  • Purchasing Team: They want to reduce inventory management costs.
  • Production Team: They aim to identify bottlenecks causing production delays.
  • Production Management Team: They seek to enhance production process speed through gap reduction.
  • Sales Team: They wish to predict product delivery dates to meet customer commitments.
  • Marketing Team: They want to promote products by understanding changing customer demands.

However, many companies struggle to address these concerns early or accept them as inevitable, ultimately leading to reduced efficiency in manufacturing companies. Process mining is highly effective in addressing and resolving these challenges.

In the previous article, we discussed the need for process visualization in the manufacturing industry. In this session, we will explore how to create an integrated perspective of processes, from procurement and production to sales and marketing, using log data from manufacturing companies. We will also delve into how to uncover hidden processes.

The Moments Requiring Management

In the manufacturing industry, there are three critical moments: the deadline for customer orders, the completion of ordered products, and the delivery of products to customers. It’s essential to minimize the time gaps between these moments to ensure the delivery of high-quality products to customers and achieve customer satisfaction.

Why is the live cooking corner in buffets so popular? The answer lies in the graph. Three key moments almost happen simultaneously. First, there is no time gap between production completion and delivery completion since the food goes straight to the table when it’s ready. Second, there’s no order deadline. Chefs accommodate customer requests on the spot. This principle is a common concern for every company in the real world with customers.

Earlier, Company A, which manufactures automotive parts, also shares a similar concern. While the specifics may vary by department, the ultimate goal is to efficiently manage the three critical moments mentioned above to reduce overall lead time. Let’s explore how these concerns can be addressed using ProDiscovery.

[Purchasing Team] “We want to reduce inventory management costs.”


Optimizing the necessary inventory items and quantities to be held enables a reduction in obsolete inventory and overall inventory management costs, as well as a decrease in production downtime.

[Production Team] Identifying bottlenecks causing production delays

▶[Solution] Identifying when, at which stage, and why bottlenecks occurred to improve production efficiency and reduce defects

[Production Management Team] Want to improve production process speed by closing the gaps.

▶[Solution] Identifying when and where the gaps between planning and actual performance mainly occur is possible. Eliminating production process gaps leads to three benefits: first, product quality improvement; second, reduced machine downtime; and third, improved production process performance and efficiency.

[Marketing] We want to understand changing customer demands and promote our products accordingly.

▶ [Solution] By segmenting customer patterns through portals, we can detect new technical requirements early and adjust promotion priorities based on the customer’s value contribution.

[Sales] I want to predict the delivery date of products to meet delivery commitments.
▶[Solution] Precise analysis of material replacement costs, factory downtime delays, etc., can provide quantitative evidence for optimal delivery date prediction.
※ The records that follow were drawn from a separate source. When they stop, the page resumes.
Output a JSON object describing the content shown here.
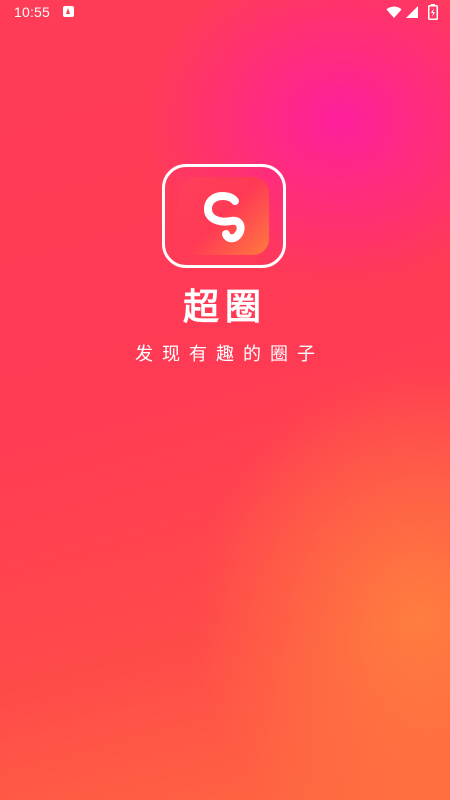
{
  "status_bar": {
    "time": "10:55",
    "icons": [
      "accessibility-a-icon",
      "wifi-icon",
      "cell-signal-icon",
      "battery-charging-icon"
    ]
  },
  "splash": {
    "logo_icon": "swirl-s-logo-icon",
    "app_name": "超圈",
    "slogan": "发现有趣的圈子"
  },
  "colors": {
    "background_main": "#ff3c58",
    "background_pink": "#ff1ea0",
    "background_orange": "#ff803e",
    "text": "#ffffff"
  }
}
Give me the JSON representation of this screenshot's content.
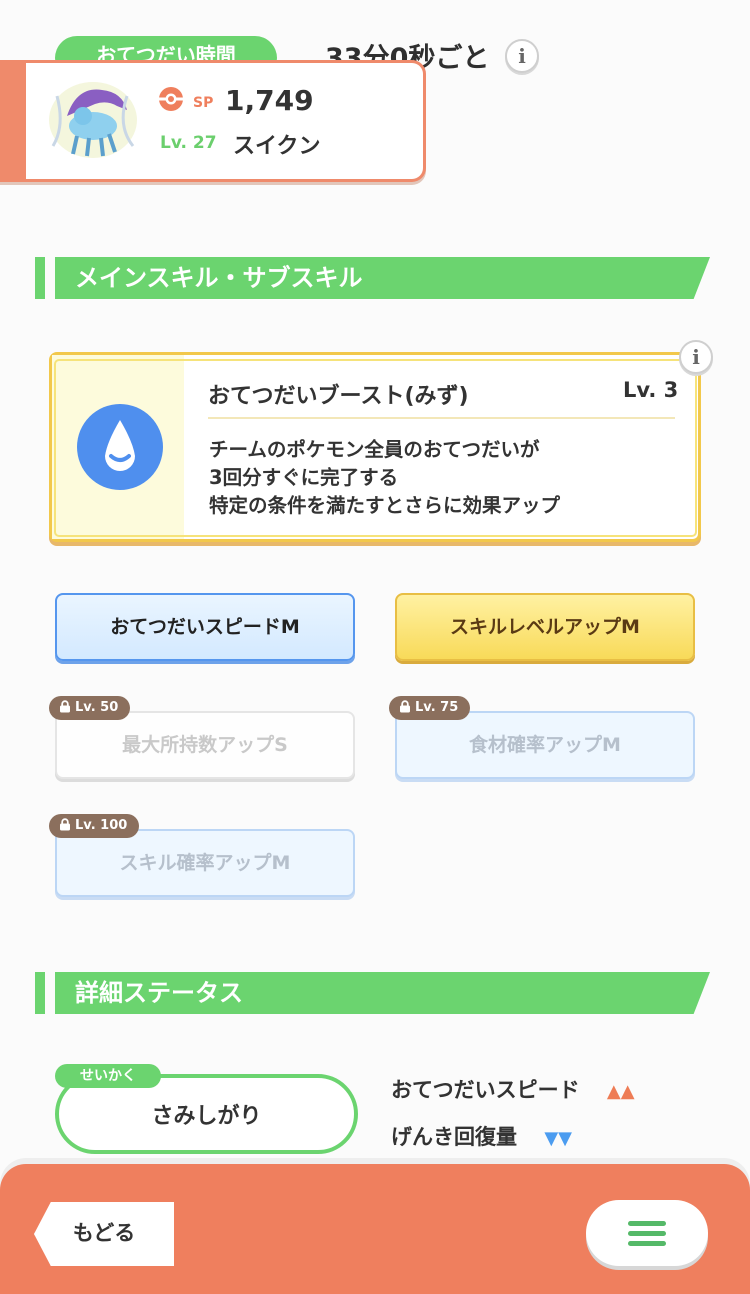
{
  "top": {
    "help_time_label": "おてつだい時間",
    "interval": "33分0秒ごと",
    "info_glyph": "i"
  },
  "pokemon": {
    "sp_label": "SP",
    "sp_value": "1,749",
    "level": "Lv. 27",
    "name": "スイクン"
  },
  "skills_section": {
    "title": "メインスキル・サブスキル",
    "main_skill": {
      "name": "おてつだいブースト(みず)",
      "level": "Lv. 3",
      "desc": [
        "チームのポケモン全員のおてつだいが",
        "3回分すぐに完了する",
        "特定の条件を満たすとさらに効果アップ"
      ],
      "icon": "water-drop-icon"
    },
    "sub_skills": [
      {
        "label": "おてつだいスピードM",
        "locked": false
      },
      {
        "label": "スキルレベルアップM",
        "locked": false
      },
      {
        "label": "最大所持数アップS",
        "locked": true,
        "unlock": "Lv. 50"
      },
      {
        "label": "食材確率アップM",
        "locked": true,
        "unlock": "Lv. 75"
      },
      {
        "label": "スキル確率アップM",
        "locked": true,
        "unlock": "Lv. 100"
      }
    ]
  },
  "status_section": {
    "title": "詳細ステータス",
    "nature_tag": "せいかく",
    "nature_value": "さみしがり",
    "up_stat": "おてつだいスピード",
    "up_arrows": "▲▲",
    "down_stat": "げんき回復量",
    "down_arrows": "▼▼"
  },
  "bottom": {
    "back_label": "もどる"
  },
  "colors": {
    "green": "#6bd46f",
    "orange": "#ef7f5e",
    "up": "#ee7c55",
    "down": "#4b9cf0"
  }
}
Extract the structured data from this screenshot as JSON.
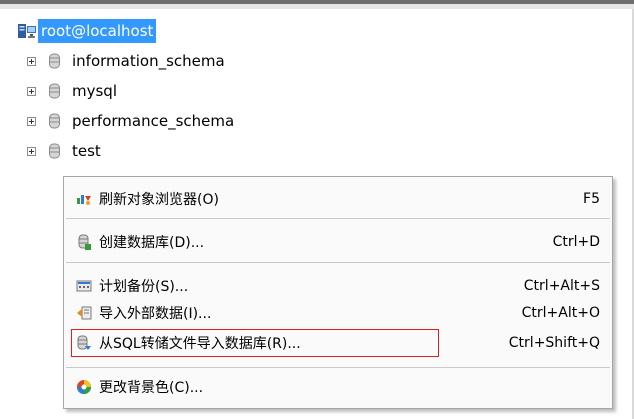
{
  "tree": {
    "root": {
      "label": "root@localhost",
      "icon": "server-computer-icon"
    },
    "nodes": [
      {
        "label": "information_schema",
        "icon": "database-icon"
      },
      {
        "label": "mysql",
        "icon": "database-icon"
      },
      {
        "label": "performance_schema",
        "icon": "database-icon"
      },
      {
        "label": "test",
        "icon": "database-icon"
      }
    ]
  },
  "context_menu": {
    "items": [
      {
        "label": "刷新对象浏览器(O)",
        "shortcut": "F5",
        "icon": "refresh-icon"
      },
      {
        "label": "创建数据库(D)...",
        "shortcut": "Ctrl+D",
        "icon": "create-database-icon"
      },
      {
        "label": "计划备份(S)...",
        "shortcut": "Ctrl+Alt+S",
        "icon": "scheduled-backup-icon"
      },
      {
        "label": "导入外部数据(I)...",
        "shortcut": "Ctrl+Alt+O",
        "icon": "import-external-data-icon"
      },
      {
        "label": "从SQL转储文件导入数据库(R)...",
        "shortcut": "Ctrl+Shift+Q",
        "icon": "import-sql-dump-icon"
      },
      {
        "label": "更改背景色(C)...",
        "shortcut": "",
        "icon": "color-wheel-icon"
      }
    ],
    "highlight_color": "#e02020"
  },
  "colors": {
    "selection": "#3399ff",
    "menu_bg": "#fafafa"
  }
}
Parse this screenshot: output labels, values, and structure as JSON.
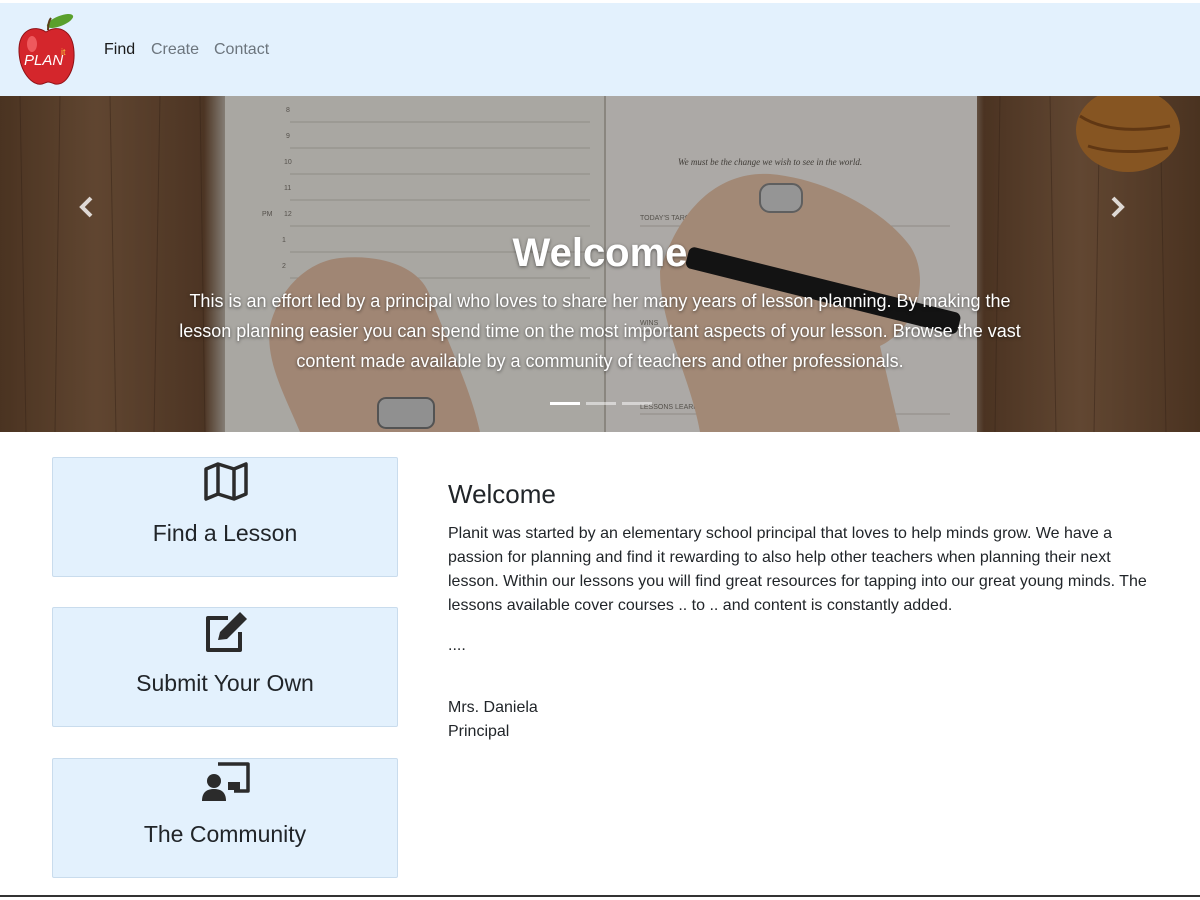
{
  "brand": {
    "logo_text": "PLAN",
    "logo_superscript": "it",
    "apple_color": "#d4262c",
    "leaf_color": "#5aa02c"
  },
  "nav": {
    "items": [
      {
        "label": "Find"
      },
      {
        "label": "Create"
      },
      {
        "label": "Contact"
      }
    ]
  },
  "hero": {
    "title": "Welcome",
    "text": "This is an effort led by a principal who loves to share her many years of lesson planning. By making the lesson planning easier you can spend time on the most important aspects of your lesson. Browse the vast content made available by a community of teachers and other professionals.",
    "slide_count": 3,
    "active_slide": 1,
    "notebook_quote": "We must be the change we wish to see in the world.",
    "notebook_labels": {
      "targets": "TODAY'S TARGETS",
      "wins": "WINS",
      "lessons": "LESSONS LEARNED:",
      "pm": "PM"
    },
    "notebook_hours": [
      "8",
      "9",
      "10",
      "11",
      "12",
      "1",
      "2"
    ]
  },
  "cards": [
    {
      "label": "Find a Lesson",
      "icon": "map-icon"
    },
    {
      "label": "Submit Your Own",
      "icon": "edit-icon"
    },
    {
      "label": "The Community",
      "icon": "chalkboard-teacher-icon"
    }
  ],
  "main": {
    "heading": "Welcome",
    "paragraph": "Planit was started by an elementary school principal that loves to help minds grow. We have a passion for planning and find it rewarding to also help other teachers when planning their next lesson. Within our lessons you will find great resources for tapping into our great young minds. The lessons available cover courses .. to .. and content is constantly added.",
    "ellipsis": "....",
    "signature_name": "Mrs. Daniela",
    "signature_title": "Principal"
  },
  "colors": {
    "nav_bg": "#e3f1fd",
    "card_bg": "#e3f1fd",
    "text": "#212529",
    "muted": "#6c757d"
  }
}
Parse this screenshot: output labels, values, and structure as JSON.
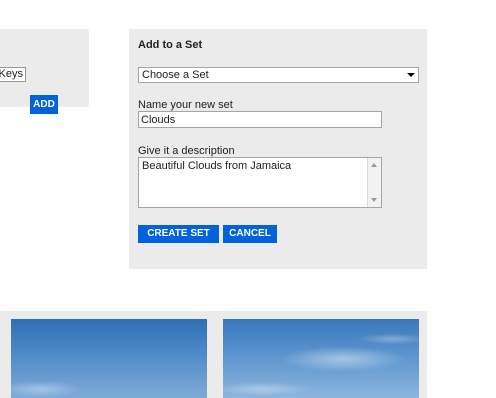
{
  "tags": {
    "input_value": "s Keys",
    "add_label": "ADD"
  },
  "set_panel": {
    "title": "Add to a Set",
    "select_value": "Choose a Set",
    "name_label": "Name your new set",
    "name_value": "Clouds",
    "description_label": "Give it a description",
    "description_value": "Beautiful Clouds from Jamaica",
    "create_label": "CREATE SET",
    "cancel_label": "CANCEL"
  },
  "colors": {
    "accent_button": "#0063dc",
    "panel_background": "#ebebeb"
  },
  "photos": [
    {
      "name": "photo-thumbnail",
      "description_icon": "sky-photo"
    },
    {
      "name": "photo-thumbnail",
      "description_icon": "clouds-photo"
    }
  ]
}
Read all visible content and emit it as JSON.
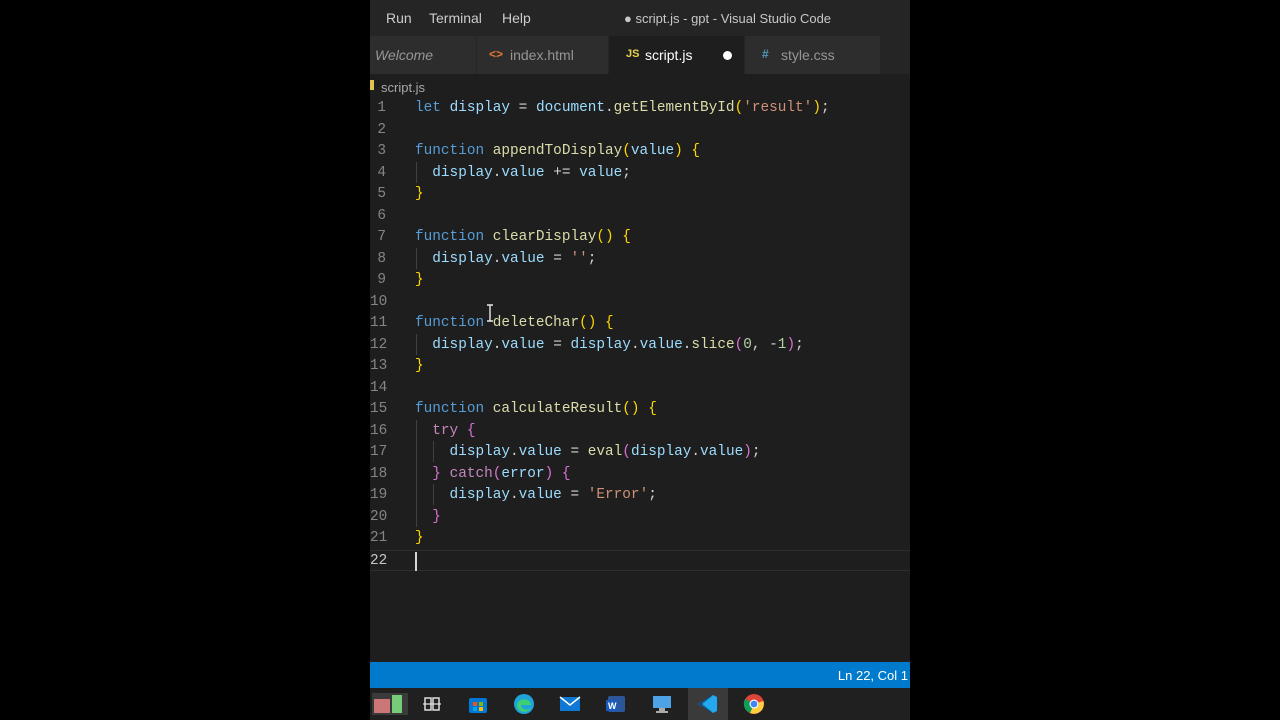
{
  "window": {
    "title": "● script.js - gpt - Visual Studio Code"
  },
  "menu": [
    "Run",
    "Terminal",
    "Help"
  ],
  "tabs": [
    {
      "label": "Welcome",
      "icon": "",
      "italic": true,
      "active": false
    },
    {
      "label": "index.html",
      "icon": "<>",
      "active": false
    },
    {
      "label": "script.js",
      "icon": "JS",
      "active": true,
      "modified": true
    },
    {
      "label": "style.css",
      "icon": "#",
      "active": false
    }
  ],
  "breadcrumb": "script.js",
  "editor": {
    "lines": [
      "let display = document.getElementById('result');",
      "",
      "function appendToDisplay(value) {",
      "  display.value += value;",
      "}",
      "",
      "function clearDisplay() {",
      "  display.value = '';",
      "}",
      "",
      "function deleteChar() {",
      "  display.value = display.value.slice(0, -1);",
      "}",
      "",
      "function calculateResult() {",
      "  try {",
      "    display.value = eval(display.value);",
      "  } catch(error) {",
      "    display.value = 'Error';",
      "  }",
      "}",
      ""
    ],
    "current_line": 22
  },
  "status": {
    "position": "Ln 22, Col 1"
  },
  "taskbar": {
    "icons": [
      "paint-icon",
      "task-view-icon",
      "store-icon",
      "edge-icon",
      "mail-icon",
      "word-icon",
      "remote-desktop-icon",
      "vscode-icon",
      "chrome-icon"
    ]
  },
  "colors": {
    "statusbar": "#007acc",
    "editor_bg": "#1e1e1e",
    "titlebar_bg": "#252526"
  }
}
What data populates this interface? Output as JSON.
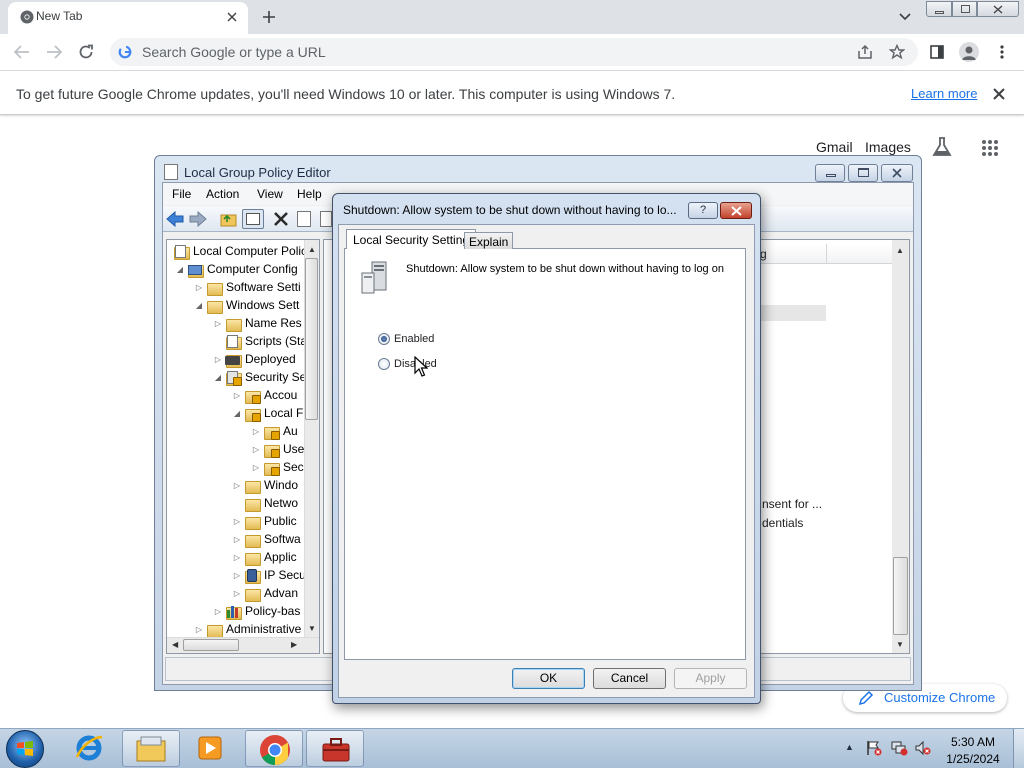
{
  "browser": {
    "tab_title": "New Tab",
    "omnibox_placeholder": "Search Google or type a URL",
    "infobar_text": "To get future Google Chrome updates, you'll need Windows 10 or later. This computer is using Windows 7.",
    "learn_more": "Learn more",
    "links": {
      "gmail": "Gmail",
      "images": "Images"
    },
    "customize_label": "Customize Chrome"
  },
  "gpedit": {
    "title": "Local Group Policy Editor",
    "menu": [
      "File",
      "Action",
      "View",
      "Help"
    ],
    "tree": [
      "Local Computer Polic",
      "Computer Config",
      "Software Setti",
      "Windows Sett",
      "Name Res",
      "Scripts (Sta",
      "Deployed",
      "Security Se",
      "Accou",
      "Local F",
      "Au",
      "Use",
      "Sec",
      "Windo",
      "Netwo",
      "Public",
      "Softwa",
      "Applic",
      "IP Secu",
      "Advan",
      "Policy-bas",
      "Administrative"
    ],
    "right_fragments": {
      "col_header": "g",
      "line1": "nsent for ...",
      "line2": "dentials"
    }
  },
  "dialog": {
    "title": "Shutdown: Allow system to be shut down without having to lo...",
    "tabs": {
      "active": "Local Security Setting",
      "other": "Explain"
    },
    "policy_name": "Shutdown: Allow system to be shut down without having to log on",
    "options": {
      "enabled": "Enabled",
      "disabled": "Disabled",
      "selected": "enabled"
    },
    "buttons": {
      "ok": "OK",
      "cancel": "Cancel",
      "apply": "Apply"
    }
  },
  "taskbar": {
    "time": "5:30 AM",
    "date": "1/25/2024"
  }
}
In the process of discarding, we finally see things

In the process visualization execution phase, the necessary method is process mining. It is a way to grasp the essence of business processes and find issues for improvement. In other words, it is the solution needed to accurately identify and resolve problems such as process delays and excessive ordering that support the hidden factories mentioned earlier.

  1. [Marketing] Tracking and managing the process of customers reviewing general information (orders, production, changes, etc.)
  2. [Purchase] Tracking and managing the process of materials moving from the warehouse to the production line
  3. [Production] Tracking and managing the process of components being applied to the final product​
  4. [Sales] Tracking and managing the process of delivering manufactured products to customer